_Items from a data source_
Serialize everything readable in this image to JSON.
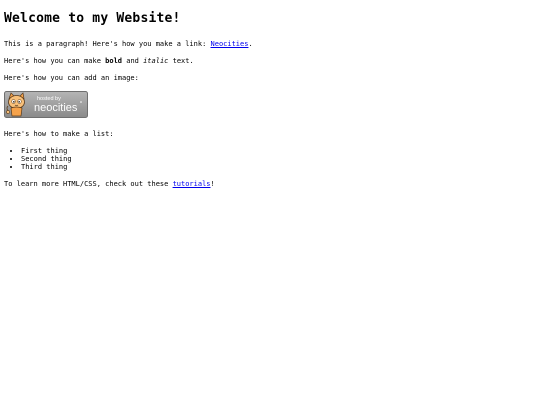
{
  "heading": "Welcome to my Website!",
  "link_paragraph": {
    "before": "This is a paragraph! Here's how you make a link: ",
    "link_text": "Neocities",
    "after": "."
  },
  "format_paragraph": {
    "before": "Here's how you can make ",
    "bold_text": "bold",
    "middle": " and ",
    "italic_text": "italic",
    "after": " text."
  },
  "image_paragraph": "Here's how you can add an image:",
  "badge": {
    "hosted_by": "hosted by",
    "brand": "neocities",
    "colors": {
      "background": "#999999",
      "text": "#ffffff",
      "mascot_fur": "#f5a24b",
      "mascot_outline": "#5a3a1a"
    }
  },
  "list_paragraph": "Here's how to make a list:",
  "list_items": [
    "First thing",
    "Second thing",
    "Third thing"
  ],
  "tutorial_paragraph": {
    "before": "To learn more HTML/CSS, check out these ",
    "link_text": "tutorials",
    "after": "!"
  },
  "colors": {
    "link": "#0000ee",
    "text": "#000000",
    "background": "#ffffff"
  }
}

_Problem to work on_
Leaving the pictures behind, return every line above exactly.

_Response_
Serialize everything readable in this image to JSON.
{
  "heading": "Welcome to my Website!",
  "link_paragraph": {
    "before": "This is a paragraph! Here's how you make a link: ",
    "link_text": "Neocities",
    "after": "."
  },
  "format_paragraph": {
    "before": "Here's how you can make ",
    "bold_text": "bold",
    "middle": " and ",
    "italic_text": "italic",
    "after": " text."
  },
  "image_paragraph": "Here's how you can add an image:",
  "badge": {
    "hosted_by": "hosted by",
    "brand": "neocities",
    "colors": {
      "background": "#999999",
      "text": "#ffffff",
      "mascot_fur": "#f5a24b",
      "mascot_outline": "#5a3a1a"
    }
  },
  "list_paragraph": "Here's how to make a list:",
  "list_items": [
    "First thing",
    "Second thing",
    "Third thing"
  ],
  "tutorial_paragraph": {
    "before": "To learn more HTML/CSS, check out these ",
    "link_text": "tutorials",
    "after": "!"
  },
  "colors": {
    "link": "#0000ee",
    "text": "#000000",
    "background": "#ffffff"
  }
}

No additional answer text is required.